Pending acceptance from the Ministry of Training, Colleges and Universities, the CY&RS is slated to become a formal member institution of the Toronto School of Theology within the University of Toronto—home to one of the largest Jewish libraries in North America, a host of student and faculty services, and an exceptional reputation for higher learning.
The CY&RS has also developed informal strategic alliances with the M’tivta (New Jersey), an educational organization who has been very active in the development and implementation of high-level distance learning, with the Hebrew University of Jerusalem and Bar-Ilan University in Tel Aviv. We also have a cross-Canada rabbinic advisory board, a cross-Canada academic liaison advisory board composed of professors in Jewish Studies programmes, and an interfaith advisory board.
The Yeshiva has been developed under the guidance of its Board of Governors, the membership of which includes lay people, rabbis, professional Jewish leaders and scholars across the GTA. The Board of Governors is charged with seeing that the school's mission is fulfilled with economic vitality. The school has assembled a world-renowned faculty and currently operates out of The Toronto School of Theology, which will also be the location for its classes, Beit Midrash, and faculty offices. .
Rabbi Roy D. Tanenbaum, our Rosh HaYeshiva (President & Vice-Chancellor), is the dynamic force behind the Canadian Yeshiva & Rabbinical School. He is retired from Beth Tzedec and has been involved over the years in the development and delivery of many innovative programmes including a successful Hebrew day school, a programme of teaching Hebrew in New York State public schools, and the School for Shamashim here in Toronto. Tanenbaum is past president of the Rabbinical Assembly, Canadian Region, and has has served on the faculty of the University of Miami in Ohio and Mount Royal College in Calgary. With many articles to his credit, in 1998, the University of Calgary Press published his book, Prisoner 88—The Man in Stripes, and his commentary on the Shabbat Morning Service, Rinat Dodim, A Song of Lovers, graces the pews in many synagogues.
The proposed project meets all of JVPF’s criteria for enhancing competitiveness:

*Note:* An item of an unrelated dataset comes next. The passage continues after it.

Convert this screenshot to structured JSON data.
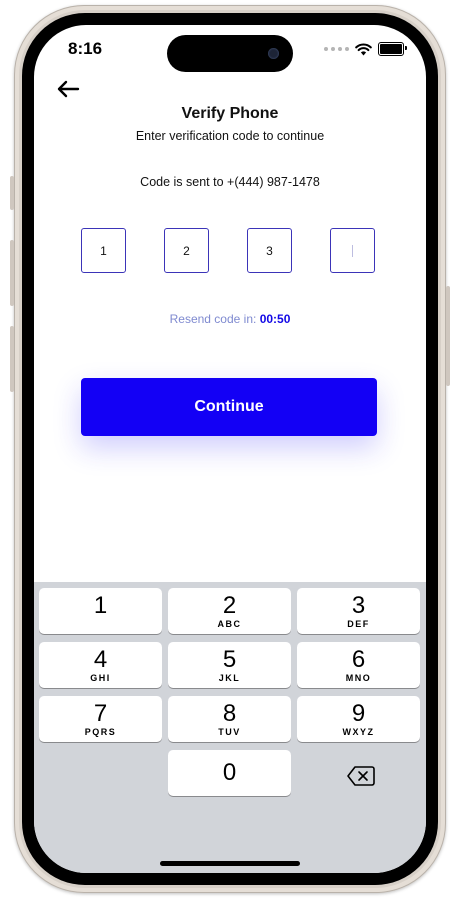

INNOVATION: The Yeshiva offers a timeless and unique worldview of Classic (pre-denominational) Judaism to its students, a modern approach to reaching isolated Jewish communities, and an unparalleled high-level Jewish learning environment.
SUSTAINABLE: JVPF funds will launch a fund-raising campaign, securing the students, professional relationships and funds necessary for long-term sustainability.
SCALABLE: The Yeshiva’s success will ensure its programmes, students, and faculty grow to offer more programmes to more communities, enhancing the online learning component to include high-level distance education opportunities across the country. In addition, the Yeshiva’s success will support the growth of the Canadian Yeshiva and Rabbinical School, by demonstrating capacity to deliver exceptional programming and developing student recruits.
REPLICABLE: The Yeshiva’s outreach strategy to small communities can be replicated by other Jewish learning facilities across Canada, as can the community events series as a method of recruitment, outreach, fund-raising, and celebration.
LEVERAGE: We have a database of 2,500 names of Jewish leaders across-Canada. We plan to use the seed funding from JVPF to leverage and kick-start our own fund-raising campaign. For this reason, we are specifically asking for a decreasing financial commitment over the two years.